The National Lottery is 15 weeks old today. The total staked each week has settled down at more than £27m a week for the past five weeks, comfortably ahead of the £21m-£22m which the razzmatazz of the launch brought in. There have been 15 million winners to date, sharing £365m worth of prizes.
But the big money is in the jackpot prize pool, where 171 winners have shared £132m so far. This is the big time, and inevitably with up to £20m at stake for a single winner, and 22 real live millionaires already created, the search for winning systems is well under way.
The beauty of the random ball selection system the lottery employs is that, like roulette, the winning numbers every week are the product of pure chance. If the lottery runs for long enough every number from 1 to 49 has an equal chance of winning and every number should win an equal number of times. But that has not stopped the search for winning combinations and the study seems certain to grow and multiply.
In the 14 weeks to date, two numbers, 16 and 38, have each come up trumps five times, six more - 5, 21, 29, 30, 31 and 44 - have come up four times, if bonus balls are included, but five numbers - 8, 24, 33, 34 and 41 - have yet to score, and both 10 and 28 have only registered as a bonus ball.
A distribution analysis shows there have been clusters of winning numbers from 3-6, 14-17, 29-32, but there is no visible pattern in the distribution of winning numbers to date. The first 10 numbers have come up 20 times, the next 10 19 times, the third 21, the fourth 20 and the last nine numbers 18 times. There is little to go on in the distribution of odds and evens. The 25 odd numbers have produced 48 winning numbers, the 24 even numbers 50, including bonus balls.
There should be a bias in favour of big winners when there is a relatively high number of winning numbers between 32 and 49. This is a direct result of the fact that the favourite system used by many punters is to choose numbers based on the birthdays of family and friends.
Systems based on ages, or on collapsing favoured numbers over 49 by adding the digits together also tend to bias selections in the lower half of the range, and so should reward fewer individual winners with bigger prizes when most of the winning numbers fall towards the top end of the range.
Four times so far there has been only one out of six winning balls numbered above 30, excluding bonus balls which only come into play as tie-breakers. Those four draws have produced nine jackpot winners. On 31 December and 4 February, four of the six winning numbers were over 30, and on 10 December, no less than five numbers were over 30, ruling out everyone who relies only on birthdays.
Sure enough there was only one jackpot winner on each of those three occasions.

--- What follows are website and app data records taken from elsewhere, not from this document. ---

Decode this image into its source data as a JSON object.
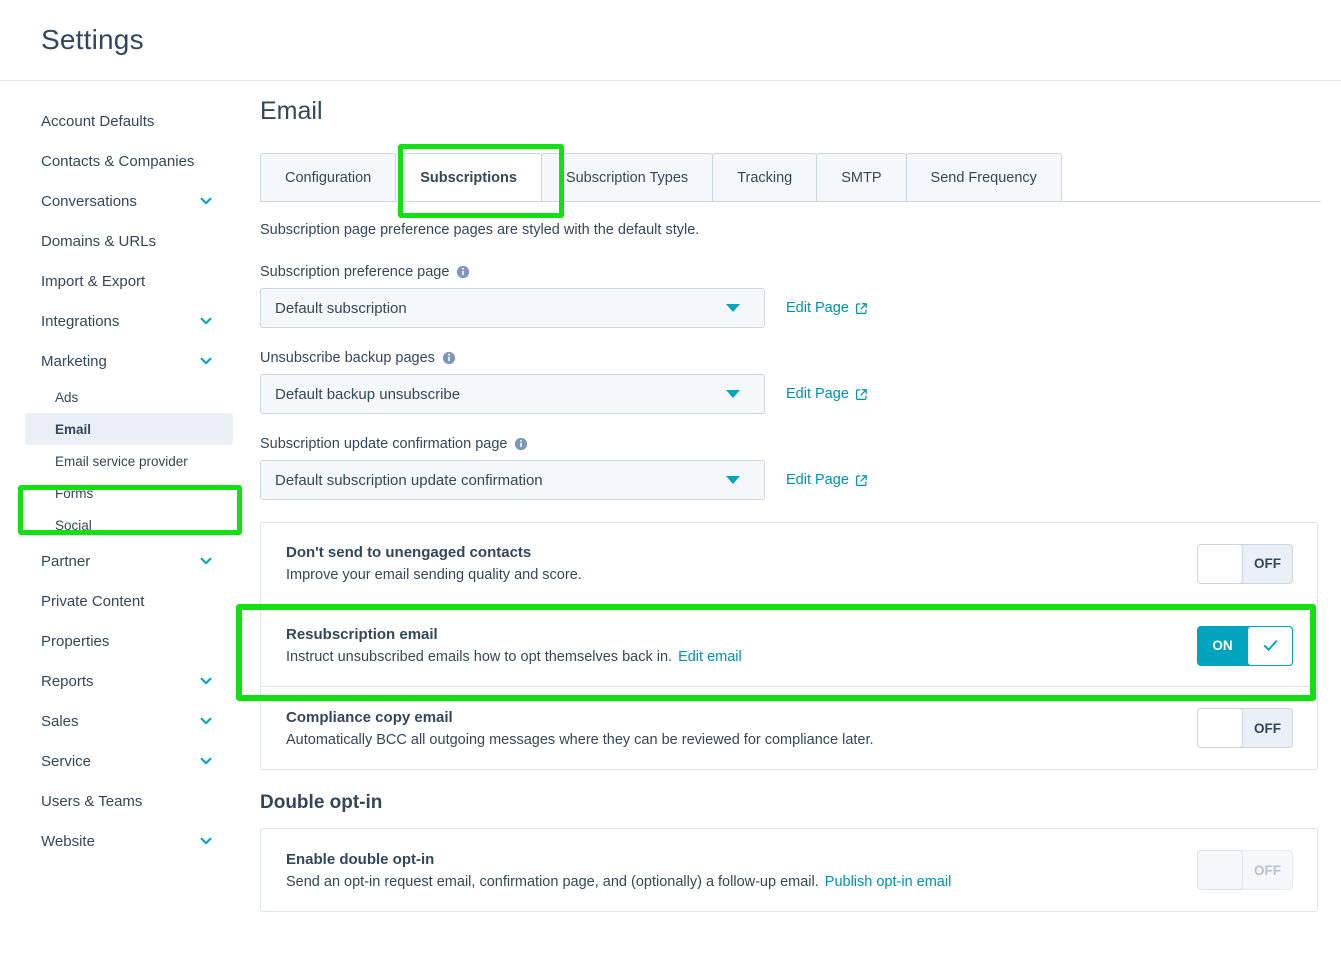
{
  "app": {
    "title": "Settings"
  },
  "sidebar": {
    "items": [
      {
        "label": "Account Defaults",
        "expandable": false,
        "sub": false
      },
      {
        "label": "Contacts & Companies",
        "expandable": false,
        "sub": false
      },
      {
        "label": "Conversations",
        "expandable": true,
        "sub": false
      },
      {
        "label": "Domains & URLs",
        "expandable": false,
        "sub": false
      },
      {
        "label": "Import & Export",
        "expandable": false,
        "sub": false
      },
      {
        "label": "Integrations",
        "expandable": true,
        "sub": false
      },
      {
        "label": "Marketing",
        "expandable": true,
        "sub": false
      },
      {
        "label": "Ads",
        "expandable": false,
        "sub": true
      },
      {
        "label": "Email",
        "expandable": false,
        "sub": true,
        "active": true
      },
      {
        "label": "Email service provider",
        "expandable": false,
        "sub": true
      },
      {
        "label": "Forms",
        "expandable": false,
        "sub": true
      },
      {
        "label": "Social",
        "expandable": false,
        "sub": true
      },
      {
        "label": "Partner",
        "expandable": true,
        "sub": false
      },
      {
        "label": "Private Content",
        "expandable": false,
        "sub": false
      },
      {
        "label": "Properties",
        "expandable": false,
        "sub": false
      },
      {
        "label": "Reports",
        "expandable": true,
        "sub": false
      },
      {
        "label": "Sales",
        "expandable": true,
        "sub": false
      },
      {
        "label": "Service",
        "expandable": true,
        "sub": false
      },
      {
        "label": "Users & Teams",
        "expandable": false,
        "sub": false
      },
      {
        "label": "Website",
        "expandable": true,
        "sub": false
      }
    ]
  },
  "main": {
    "section_title": "Email",
    "tabs": [
      {
        "label": "Configuration",
        "active": false
      },
      {
        "label": "Subscriptions",
        "active": true
      },
      {
        "label": "Subscription Types",
        "active": false
      },
      {
        "label": "Tracking",
        "active": false
      },
      {
        "label": "SMTP",
        "active": false
      },
      {
        "label": "Send Frequency",
        "active": false
      }
    ],
    "intro": "Subscription page preference pages are styled with the default style.",
    "fields": [
      {
        "label": "Subscription preference page",
        "info_icon": "info-icon",
        "value": "Default subscription",
        "link_label": "Edit Page",
        "link_icon": "external-link-icon"
      },
      {
        "label": "Unsubscribe backup pages",
        "info_icon": "info-icon",
        "value": "Default backup unsubscribe",
        "link_label": "Edit Page",
        "link_icon": "external-link-icon"
      },
      {
        "label": "Subscription update confirmation page",
        "info_icon": "info-icon",
        "value": "Default subscription update confirmation",
        "link_label": "Edit Page",
        "link_icon": "external-link-icon"
      }
    ],
    "toggle_rows": [
      {
        "title": "Don't send to unengaged contacts",
        "description": "Improve your email sending quality and score.",
        "inline_link": "",
        "state": "OFF",
        "state_mode": "off"
      },
      {
        "title": "Resubscription email",
        "description": "Instruct unsubscribed emails how to opt themselves back in.",
        "inline_link": "Edit email",
        "state": "ON",
        "state_mode": "on",
        "check_icon": "check-icon"
      },
      {
        "title": "Compliance copy email",
        "description": "Automatically BCC all outgoing messages where they can be reviewed for compliance later.",
        "inline_link": "",
        "state": "OFF",
        "state_mode": "off"
      }
    ],
    "double_optin": {
      "heading": "Double opt-in",
      "row": {
        "title": "Enable double opt-in",
        "description": "Send an opt-in request email, confirmation page, and (optionally) a follow-up email.",
        "inline_link": "Publish opt-in email",
        "state": "OFF",
        "state_mode": "disabled"
      }
    }
  },
  "colors": {
    "accent_teal": "#00a4bd",
    "link_teal": "#0091ae",
    "text": "#33475b",
    "highlight_green": "#12e012",
    "panel_border": "#dfe3eb",
    "tab_inactive_bg": "#f5f8fa",
    "sidebar_active_bg": "#eaf0f6"
  },
  "annotations": [
    {
      "name": "sidebar-email-highlight",
      "target": "Email"
    },
    {
      "name": "subscriptions-tab-highlight",
      "target": "Subscriptions"
    },
    {
      "name": "resubscription-row-highlight",
      "target": "Resubscription email"
    }
  ]
}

But just to prove that there is no such thing as a foolproof system, on 14 January three of the six winning numbers were above 30, and yet that was the week which produced 133 jackpot winners. Ah, well, back to the drawing board!